In te domine speravi
Non confundar in aeternum
Schott Music ED 6814 ISMN: 979-0-001-07227-4
Saxophon solo part: ED 6814-01 / ISMN M-001-11489-9
Musicus CM 105
profundis", the first of the three "Invocations",
is based on the chorale "Aus tiefer Not schrei' ich zu dir" (after
the Psalm "From the depths I cry to you, oh Lord"). The organ
introduction expresses the "De profundis" ("From the
depths ") through a repeated descent from B-flat to A and a pedal-point
on E as a trill. After fanfare-like, constantly accelerating tone repetitions,
the solo instrument intones a motif formed out of the beginning of the chorale
melody and lets this sound on as an echo before then continuing to freely weave
the melody further. The organ passages then mount to increasingly high levels
of virtuosity, after which the saxophone presents the complete chorale melody
in free declamation, setting a very tranquil close with a double repetition of
the three last notes and then joining with the organ in a constantly intensifying
final section culminating in a triple forte with a brilliant tremolo (flutter-tonguing
in the saxophone).
The next two "Invocations" are based
on the the two final sections of the Te Deum. "In te Domine speravi"
("In you, Lord, have I hoped") starts with a recitation by the
solo instrument, corresponding to text, on f-sharp.

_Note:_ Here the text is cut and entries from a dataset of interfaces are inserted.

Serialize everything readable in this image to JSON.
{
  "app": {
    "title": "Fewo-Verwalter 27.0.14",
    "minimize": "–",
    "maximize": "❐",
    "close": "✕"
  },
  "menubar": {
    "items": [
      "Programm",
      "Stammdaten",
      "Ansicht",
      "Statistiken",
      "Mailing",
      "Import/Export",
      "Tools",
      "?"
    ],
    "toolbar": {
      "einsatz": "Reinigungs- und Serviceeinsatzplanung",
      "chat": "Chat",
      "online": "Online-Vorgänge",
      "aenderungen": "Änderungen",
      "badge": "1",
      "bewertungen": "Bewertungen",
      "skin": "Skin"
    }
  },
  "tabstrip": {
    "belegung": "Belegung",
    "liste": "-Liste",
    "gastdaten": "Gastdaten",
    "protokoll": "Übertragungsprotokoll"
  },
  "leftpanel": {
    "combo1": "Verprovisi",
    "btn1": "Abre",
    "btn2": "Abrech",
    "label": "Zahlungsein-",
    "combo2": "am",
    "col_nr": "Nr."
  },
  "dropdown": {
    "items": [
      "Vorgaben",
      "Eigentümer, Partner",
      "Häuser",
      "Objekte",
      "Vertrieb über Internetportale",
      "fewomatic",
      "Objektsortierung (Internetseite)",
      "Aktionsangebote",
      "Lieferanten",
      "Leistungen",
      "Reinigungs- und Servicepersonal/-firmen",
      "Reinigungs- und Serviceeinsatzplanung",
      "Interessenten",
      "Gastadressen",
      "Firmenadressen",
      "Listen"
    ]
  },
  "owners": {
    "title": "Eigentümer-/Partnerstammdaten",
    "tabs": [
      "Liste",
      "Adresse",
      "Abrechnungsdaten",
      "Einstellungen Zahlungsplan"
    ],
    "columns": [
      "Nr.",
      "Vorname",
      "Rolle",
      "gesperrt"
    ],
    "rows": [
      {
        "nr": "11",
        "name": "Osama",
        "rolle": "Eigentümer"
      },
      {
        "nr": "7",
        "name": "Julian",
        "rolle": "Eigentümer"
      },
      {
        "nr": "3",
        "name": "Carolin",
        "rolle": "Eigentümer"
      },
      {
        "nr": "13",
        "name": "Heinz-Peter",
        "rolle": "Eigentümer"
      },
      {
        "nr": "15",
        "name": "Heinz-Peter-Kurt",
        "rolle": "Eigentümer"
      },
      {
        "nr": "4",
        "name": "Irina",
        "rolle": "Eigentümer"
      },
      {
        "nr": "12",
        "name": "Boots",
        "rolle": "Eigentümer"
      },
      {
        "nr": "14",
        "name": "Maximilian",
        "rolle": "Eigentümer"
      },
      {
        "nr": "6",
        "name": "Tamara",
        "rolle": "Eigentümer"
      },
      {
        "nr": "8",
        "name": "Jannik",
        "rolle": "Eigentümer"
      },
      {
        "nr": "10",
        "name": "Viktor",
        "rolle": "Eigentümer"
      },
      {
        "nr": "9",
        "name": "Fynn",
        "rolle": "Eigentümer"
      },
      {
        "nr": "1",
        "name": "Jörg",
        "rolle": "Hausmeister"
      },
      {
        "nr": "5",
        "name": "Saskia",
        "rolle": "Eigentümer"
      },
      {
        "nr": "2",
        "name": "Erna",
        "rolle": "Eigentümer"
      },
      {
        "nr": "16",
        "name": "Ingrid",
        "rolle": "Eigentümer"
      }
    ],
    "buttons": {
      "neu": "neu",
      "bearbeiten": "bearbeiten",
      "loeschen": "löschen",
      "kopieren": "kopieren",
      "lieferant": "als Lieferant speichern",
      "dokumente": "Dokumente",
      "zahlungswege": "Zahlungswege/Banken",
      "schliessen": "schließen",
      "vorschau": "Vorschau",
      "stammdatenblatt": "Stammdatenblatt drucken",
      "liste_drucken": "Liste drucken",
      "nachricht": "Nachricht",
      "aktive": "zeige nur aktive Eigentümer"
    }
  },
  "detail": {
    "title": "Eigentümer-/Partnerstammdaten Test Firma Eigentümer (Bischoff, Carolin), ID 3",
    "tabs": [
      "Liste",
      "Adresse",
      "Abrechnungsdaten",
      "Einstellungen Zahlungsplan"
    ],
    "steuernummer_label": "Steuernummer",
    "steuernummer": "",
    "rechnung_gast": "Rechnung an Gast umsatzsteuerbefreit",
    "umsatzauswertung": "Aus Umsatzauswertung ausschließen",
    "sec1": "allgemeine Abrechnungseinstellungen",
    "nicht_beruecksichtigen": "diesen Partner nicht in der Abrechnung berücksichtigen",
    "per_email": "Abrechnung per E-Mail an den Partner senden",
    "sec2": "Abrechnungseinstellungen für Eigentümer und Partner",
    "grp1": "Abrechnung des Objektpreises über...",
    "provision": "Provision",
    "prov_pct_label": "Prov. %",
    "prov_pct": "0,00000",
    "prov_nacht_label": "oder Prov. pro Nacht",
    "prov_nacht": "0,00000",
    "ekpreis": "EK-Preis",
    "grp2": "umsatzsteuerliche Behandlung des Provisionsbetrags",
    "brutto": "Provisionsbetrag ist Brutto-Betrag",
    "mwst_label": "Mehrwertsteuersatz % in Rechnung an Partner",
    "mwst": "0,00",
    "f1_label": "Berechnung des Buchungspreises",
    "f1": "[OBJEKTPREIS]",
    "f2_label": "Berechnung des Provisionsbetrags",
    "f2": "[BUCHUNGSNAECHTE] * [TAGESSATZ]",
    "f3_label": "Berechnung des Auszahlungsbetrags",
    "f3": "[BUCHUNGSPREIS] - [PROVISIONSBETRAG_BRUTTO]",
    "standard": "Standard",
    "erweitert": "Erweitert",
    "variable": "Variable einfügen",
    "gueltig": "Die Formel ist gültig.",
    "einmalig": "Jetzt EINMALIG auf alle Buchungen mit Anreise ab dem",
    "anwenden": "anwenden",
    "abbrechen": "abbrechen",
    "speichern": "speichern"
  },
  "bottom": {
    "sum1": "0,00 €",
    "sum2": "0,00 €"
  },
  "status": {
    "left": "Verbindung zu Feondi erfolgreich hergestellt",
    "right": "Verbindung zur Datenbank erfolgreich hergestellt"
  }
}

Following an echo-like repetition,
the eight-note theme (quasi a setting of the text) enters espressivo, is developed
and - symbolising musically the increasing hope - intensified, until the climax
in fff brings the recitation to the note e, at which point the Invocatio
with theme and recitation gradually fades away as if to nothing.
confundar in aeternum" ("Do not let me be confounded for ever")
is opened with the theme, forte and in half-notes, by the solo instrument alone.
Subsequently, the organ contributes an ostinato figure in a manual and another
in the pedals. The Invocatio leads into a large-scale cadenza, fading out
in an echo. Something of the "De profundis" motif is to be heard
again, its call for help answered by the "Non confundar in aeternum",
resounding in unshakeable faith (ostinato accompaniment!), ebbing away then gradually
in a triple piano.
In its original form, the work was conceived for trumpet
and organ in 1978 as a commission for Freiburg Minster and received its first
performance on September 5th of the same year on the occasion of the Catholic
Convention. At the suggestion of the Canadian saxophonist Normand DesChênes,
I adapted the work in 1995 for saxophone and organ.